The family applied to Helping Hands: Monkey Helpers in Massachusetts but could not receive a service capuchin monkey, since Kentucky does not recognize monkeys as service animals through the Americans with Disabilities Act regulations. Ohio and Georgia do.
For 35 years, Helping Hands has trained monkeys to assist paralyzed adults with tasks, like picking up items or turning the lights on and off.
“This kind of animal can do things that a dog cannot do,” said Schickel about the bill he filed.
“I know that there’s differing opinions, but I wanted to get the conversation started,” said Schickel.
Sarah Baeckler Davis, executive director of the North American Primate Sanctuary Alliance, told the Associated Press, monkeys are wild animals that don't belong in homes.
“Whenever you try to domesticate wild animals, can be a problem,” Schickel continued. “We need to see if there’s a viable solution.”
Realistically, he said, the bill probably won’t move this year, but he hopes to do research over the summer and reintroduce it again in the next session.
Senate Bill 58 (SB58): Bill would abolish the State Treasurer's office, proposing to save state $3 million.
-Senate Bill 35 (SB35): Bill would expand Kentucky's PSC from three appointed members to seven elected commissioners.
-Senate Bill 63 (SB63): Bill proposes saving employers costs on their workers' compensation assessments by encouraging one-time settlements on claims before 1996.
-House Bill 67 (HB67) / Senate Bill 33 (SB33): Casino Gaming—Bills filed in their respective chambers to amend the Kentucky Constitution allowing the General Assembly to submit to Kentucky voters to permit casino gaming.
SB 33--Status: Jan. 13 to State & Local Government (S)
HB 67--Status: Jan. 7 introduced in House; to Licensing & Occupations (H)
-House Bill 1 (HB1): Kentucky’s minimum wage would raise from $7.25, where it has stood since 2007, to $8.20 on July 1, 2014. It would raise again each year until the minimum wage is $10.10 in July of 2016.
-House Bill 5 (HB5): Cyber security protection. HB5 would require state and local government agencies to notify citizens if their personal information is breached.
-House Bill 8 (HB8): Redefining abortion to classify as domestic violence.
-House Bill 243 (HB243): Proposing an increase the tax credit amount, from $250 to $500 annually, related to out-of-pocket expenses made by teachers for items to be used in the classroom.

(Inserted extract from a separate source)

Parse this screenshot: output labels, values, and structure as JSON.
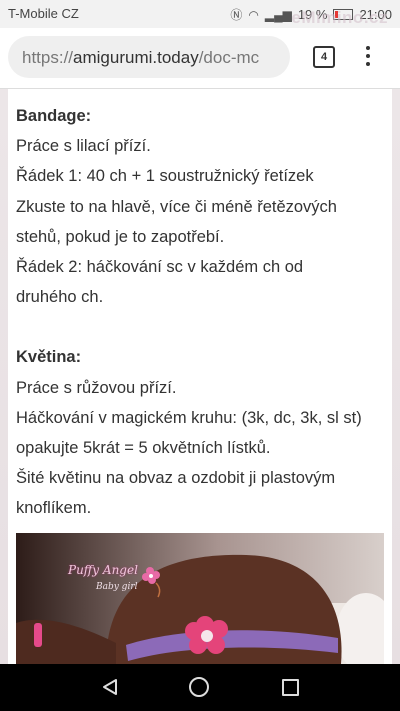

-House Bill 37 (HB37): Creates individual angel investor tax credit that will spur private investment into state and help small businesses create jobs and innovation in the Commonwealth.
House Bill 300 (HB300): Proposing gubernatorial candidates to run independently without a lieutenant governor running mate until after the primary elections.
For more stories by Jessica Noll, go to www.wcpo.com/noll. Follow her on Twitter @JessicaWCPO.